***** DATA SUPPLIED *****
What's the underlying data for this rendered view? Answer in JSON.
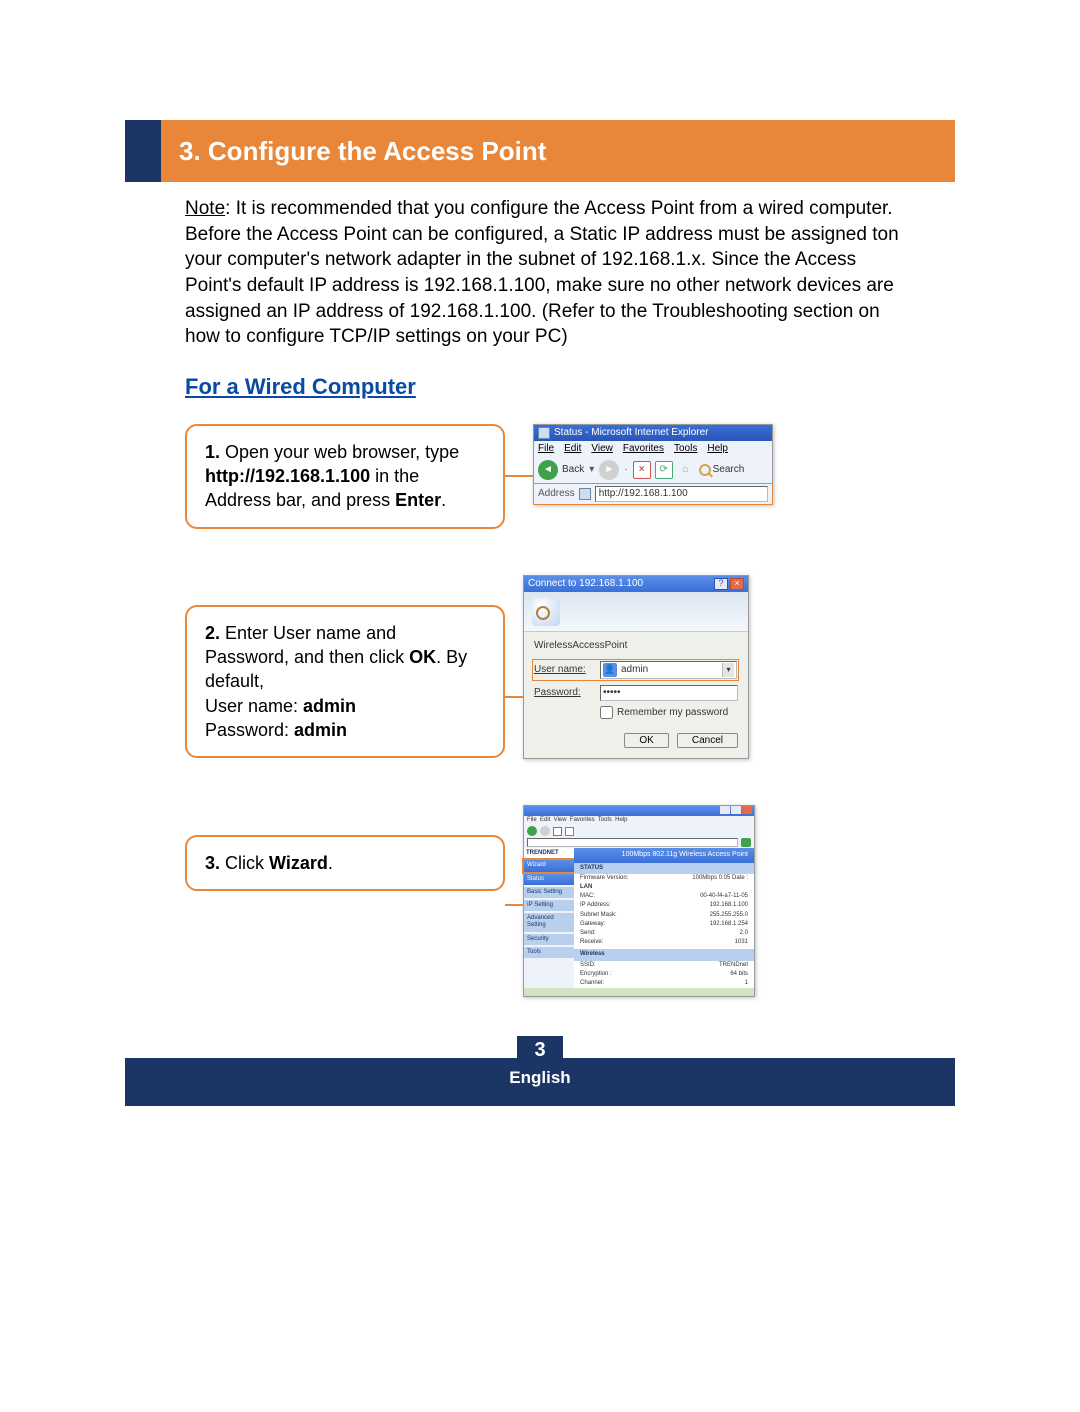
{
  "section_header": "3. Configure the Access Point",
  "note_label": "Note",
  "note_text": ": It is recommended that you configure the Access Point from a wired computer.  Before the Access Point can be configured, a Static IP address must be assigned ton your computer's network adapter in the subnet of 192.168.1.x.  Since the Access Point's default IP address is 192.168.1.100, make sure no other network devices are assigned an IP address of 192.168.1.100.  (Refer to the Troubleshooting section on how to configure TCP/IP settings on your PC)",
  "sub_heading": "For a Wired Computer",
  "step1": {
    "num": "1.",
    "a": " Open your web browser, type ",
    "b": "http://192.168.1.100",
    "c": " in the Address bar, and press ",
    "d": "Enter",
    "e": "."
  },
  "step2": {
    "num": "2.",
    "a": " Enter User name and Password, and then click ",
    "b": "OK",
    "c": ". By default,",
    "d": "User name: ",
    "e": "admin",
    "f": "Password: ",
    "g": "admin"
  },
  "step3": {
    "num": "3.",
    "a": " Click ",
    "b": "Wizard",
    "c": "."
  },
  "ie": {
    "title": "Status - Microsoft Internet Explorer",
    "menu": {
      "file": "File",
      "edit": "Edit",
      "view": "View",
      "favorites": "Favorites",
      "tools": "Tools",
      "help": "Help"
    },
    "back": "Back",
    "search": "Search",
    "address_label": "Address",
    "address_value": "http://192.168.1.100"
  },
  "dlg": {
    "title": "Connect to 192.168.1.100",
    "realm": "WirelessAccessPoint",
    "username_label": "User name:",
    "password_label": "Password:",
    "username_value": "admin",
    "password_value": "•••••",
    "remember": "Remember my password",
    "ok": "OK",
    "cancel": "Cancel"
  },
  "admin": {
    "brand": "TRENDNET",
    "banner": "100Mbps 802.11g Wireless Access Point",
    "side": {
      "wizard": "Wizard",
      "status": "Status",
      "basic": "Basic Setting",
      "ip": "IP Setting",
      "adv": "Advanced Setting",
      "security": "Security",
      "tools": "Tools"
    },
    "status": "STATUS",
    "fw_k": "Firmware Version:",
    "fw_v": "100Mbps 0.05        Date :",
    "lan": "LAN",
    "mac_k": "MAC:",
    "mac_v": "00-40-f4-a7-11-05",
    "ip_k": "IP Address:",
    "ip_v": "192.168.1.100",
    "mask_k": "Subnet Mask:",
    "mask_v": "255.255.255.0",
    "gw_k": "Gateway:",
    "gw_v": "192.168.1.254",
    "send_k": "Send:",
    "send_v": "2.0",
    "recv_k": "Receive:",
    "recv_v": "1031",
    "wireless": "Wireless",
    "ssid_k": "SSID:",
    "ssid_v": "TRENDnet",
    "enc_k": "Encryption :",
    "enc_v": "64 bits",
    "ch_k": "Channel:",
    "ch_v": "1"
  },
  "footer": {
    "page": "3",
    "lang": "English"
  }
}
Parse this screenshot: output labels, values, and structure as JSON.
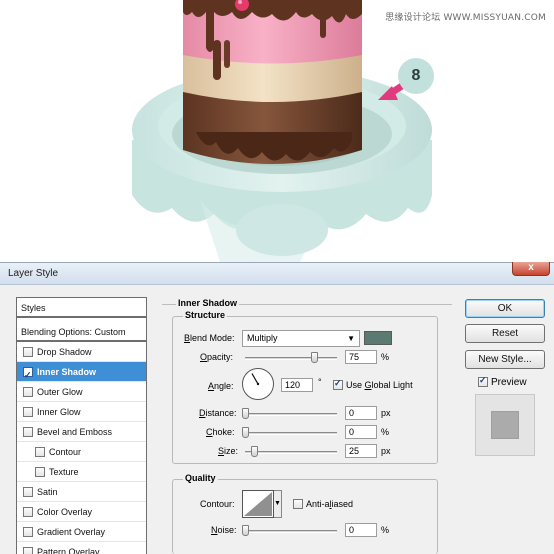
{
  "illustration": {
    "watermark": "思缘设计论坛 WWW.MISSYUAN.COM",
    "step_badge": "8"
  },
  "dialog": {
    "title": "Layer Style",
    "close_symbol": "x"
  },
  "styles_panel": {
    "header": "Styles",
    "blending_options": "Blending Options: Custom",
    "items": [
      {
        "label": "Drop Shadow",
        "checked": false,
        "selected": false,
        "indent": false
      },
      {
        "label": "Inner Shadow",
        "checked": true,
        "selected": true,
        "indent": false
      },
      {
        "label": "Outer Glow",
        "checked": false,
        "selected": false,
        "indent": false
      },
      {
        "label": "Inner Glow",
        "checked": false,
        "selected": false,
        "indent": false
      },
      {
        "label": "Bevel and Emboss",
        "checked": false,
        "selected": false,
        "indent": false
      },
      {
        "label": "Contour",
        "checked": false,
        "selected": false,
        "indent": true
      },
      {
        "label": "Texture",
        "checked": false,
        "selected": false,
        "indent": true
      },
      {
        "label": "Satin",
        "checked": false,
        "selected": false,
        "indent": false
      },
      {
        "label": "Color Overlay",
        "checked": false,
        "selected": false,
        "indent": false
      },
      {
        "label": "Gradient Overlay",
        "checked": false,
        "selected": false,
        "indent": false
      },
      {
        "label": "Pattern Overlay",
        "checked": false,
        "selected": false,
        "indent": false
      }
    ]
  },
  "inner_shadow": {
    "section_title": "Inner Shadow",
    "structure": {
      "group_title": "Structure",
      "blend_mode_label_u": "B",
      "blend_mode_label_rest": "lend Mode:",
      "blend_mode_value": "Multiply",
      "shadow_color": "#5b7a72",
      "opacity_label_u": "O",
      "opacity_label_rest": "pacity:",
      "opacity_value": "75",
      "opacity_unit": "%",
      "opacity_fraction": 0.75,
      "angle_label_u": "A",
      "angle_label_rest": "ngle:",
      "angle_value": "120",
      "angle_unit": "°",
      "use_global_light_label_u": "G",
      "use_global_light_label_pre": "Use ",
      "use_global_light_label_rest": "lobal Light",
      "use_global_light_checked": true,
      "distance_label_u": "D",
      "distance_label_rest": "istance:",
      "distance_value": "0",
      "distance_unit": "px",
      "distance_fraction": 0.0,
      "choke_label_u": "C",
      "choke_label_rest": "hoke:",
      "choke_value": "0",
      "choke_unit": "%",
      "choke_fraction": 0.0,
      "size_label_u": "S",
      "size_label_rest": "ize:",
      "size_value": "25",
      "size_unit": "px",
      "size_fraction": 0.1
    },
    "quality": {
      "group_title": "Quality",
      "contour_label": "Contour:",
      "anti_aliased_label_u": "l",
      "anti_aliased_label_pre": "Anti-a",
      "anti_aliased_label_rest": "iased",
      "anti_aliased_checked": false,
      "noise_label_u": "N",
      "noise_label_rest": "oise:",
      "noise_value": "0",
      "noise_unit": "%",
      "noise_fraction": 0.0
    }
  },
  "buttons": {
    "ok": "OK",
    "reset": "Reset",
    "new_style": "New Style...",
    "preview_label": "Preview",
    "preview_checked": true
  }
}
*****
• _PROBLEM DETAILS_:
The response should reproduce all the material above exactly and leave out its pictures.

• _SOLUTION TO THE PROBLEM_:
What's the underlying data for this rendered view? Answer in JSON.
{
  "section_header": "3. Configure the Access Point",
  "note_label": "Note",
  "note_text": ": It is recommended that you configure the Access Point from a wired computer.  Before the Access Point can be configured, a Static IP address must be assigned ton your computer's network adapter in the subnet of 192.168.1.x.  Since the Access Point's default IP address is 192.168.1.100, make sure no other network devices are assigned an IP address of 192.168.1.100.  (Refer to the Troubleshooting section on how to configure TCP/IP settings on your PC)",
  "sub_heading": "For a Wired Computer",
  "step1": {
    "num": "1.",
    "a": " Open your web browser, type ",
    "b": "http://192.168.1.100",
    "c": " in the Address bar, and press ",
    "d": "Enter",
    "e": "."
  },
  "step2": {
    "num": "2.",
    "a": " Enter User name and Password, and then click ",
    "b": "OK",
    "c": ". By default,",
    "d": "User name: ",
    "e": "admin",
    "f": "Password: ",
    "g": "admin"
  },
  "step3": {
    "num": "3.",
    "a": " Click ",
    "b": "Wizard",
    "c": "."
  },
  "ie": {
    "title": "Status - Microsoft Internet Explorer",
    "menu": {
      "file": "File",
      "edit": "Edit",
      "view": "View",
      "favorites": "Favorites",
      "tools": "Tools",
      "help": "Help"
    },
    "back": "Back",
    "search": "Search",
    "address_label": "Address",
    "address_value": "http://192.168.1.100"
  },
  "dlg": {
    "title": "Connect to 192.168.1.100",
    "realm": "WirelessAccessPoint",
    "username_label": "User name:",
    "password_label": "Password:",
    "username_value": "admin",
    "password_value": "•••••",
    "remember": "Remember my password",
    "ok": "OK",
    "cancel": "Cancel"
  },
  "admin": {
    "brand": "TRENDNET",
    "banner": "100Mbps 802.11g Wireless Access Point",
    "side": {
      "wizard": "Wizard",
      "status": "Status",
      "basic": "Basic Setting",
      "ip": "IP Setting",
      "adv": "Advanced Setting",
      "security": "Security",
      "tools": "Tools"
    },
    "status": "STATUS",
    "fw_k": "Firmware Version:",
    "fw_v": "100Mbps 0.05        Date :",
    "lan": "LAN",
    "mac_k": "MAC:",
    "mac_v": "00-40-f4-a7-11-05",
    "ip_k": "IP Address:",
    "ip_v": "192.168.1.100",
    "mask_k": "Subnet Mask:",
    "mask_v": "255.255.255.0",
    "gw_k": "Gateway:",
    "gw_v": "192.168.1.254",
    "send_k": "Send:",
    "send_v": "2.0",
    "recv_k": "Receive:",
    "recv_v": "1031",
    "wireless": "Wireless",
    "ssid_k": "SSID:",
    "ssid_v": "TRENDnet",
    "enc_k": "Encryption :",
    "enc_v": "64 bits",
    "ch_k": "Channel:",
    "ch_v": "1"
  },
  "footer": {
    "page": "3",
    "lang": "English"
  }
}
Parse this screenshot: output labels, values, and structure as JSON.
{
  "illustration": {
    "watermark": "思缘设计论坛 WWW.MISSYUAN.COM",
    "step_badge": "8"
  },
  "dialog": {
    "title": "Layer Style",
    "close_symbol": "x"
  },
  "styles_panel": {
    "header": "Styles",
    "blending_options": "Blending Options: Custom",
    "items": [
      {
        "label": "Drop Shadow",
        "checked": false,
        "selected": false,
        "indent": false
      },
      {
        "label": "Inner Shadow",
        "checked": true,
        "selected": true,
        "indent": false
      },
      {
        "label": "Outer Glow",
        "checked": false,
        "selected": false,
        "indent": false
      },
      {
        "label": "Inner Glow",
        "checked": false,
        "selected": false,
        "indent": false
      },
      {
        "label": "Bevel and Emboss",
        "checked": false,
        "selected": false,
        "indent": false
      },
      {
        "label": "Contour",
        "checked": false,
        "selected": false,
        "indent": true
      },
      {
        "label": "Texture",
        "checked": false,
        "selected": false,
        "indent": true
      },
      {
        "label": "Satin",
        "checked": false,
        "selected": false,
        "indent": false
      },
      {
        "label": "Color Overlay",
        "checked": false,
        "selected": false,
        "indent": false
      },
      {
        "label": "Gradient Overlay",
        "checked": false,
        "selected": false,
        "indent": false
      },
      {
        "label": "Pattern Overlay",
        "checked": false,
        "selected": false,
        "indent": false
      }
    ]
  },
  "inner_shadow": {
    "section_title": "Inner Shadow",
    "structure": {
      "group_title": "Structure",
      "blend_mode_label_u": "B",
      "blend_mode_label_rest": "lend Mode:",
      "blend_mode_value": "Multiply",
      "shadow_color": "#5b7a72",
      "opacity_label_u": "O",
      "opacity_label_rest": "pacity:",
      "opacity_value": "75",
      "opacity_unit": "%",
      "opacity_fraction": 0.75,
      "angle_label_u": "A",
      "angle_label_rest": "ngle:",
      "angle_value": "120",
      "angle_unit": "°",
      "use_global_light_label_u": "G",
      "use_global_light_label_pre": "Use ",
      "use_global_light_label_rest": "lobal Light",
      "use_global_light_checked": true,
      "distance_label_u": "D",
      "distance_label_rest": "istance:",
      "distance_value": "0",
      "distance_unit": "px",
      "distance_fraction": 0.0,
      "choke_label_u": "C",
      "choke_label_rest": "hoke:",
      "choke_value": "0",
      "choke_unit": "%",
      "choke_fraction": 0.0,
      "size_label_u": "S",
      "size_label_rest": "ize:",
      "size_value": "25",
      "size_unit": "px",
      "size_fraction": 0.1
    },
    "quality": {
      "group_title": "Quality",
      "contour_label": "Contour:",
      "anti_aliased_label_u": "l",
      "anti_aliased_label_pre": "Anti-a",
      "anti_aliased_label_rest": "iased",
      "anti_aliased_checked": false,
      "noise_label_u": "N",
      "noise_label_rest": "oise:",
      "noise_value": "0",
      "noise_unit": "%",
      "noise_fraction": 0.0
    }
  },
  "buttons": {
    "ok": "OK",
    "reset": "Reset",
    "new_style": "New Style...",
    "preview_label": "Preview",
    "preview_checked": true
  }
}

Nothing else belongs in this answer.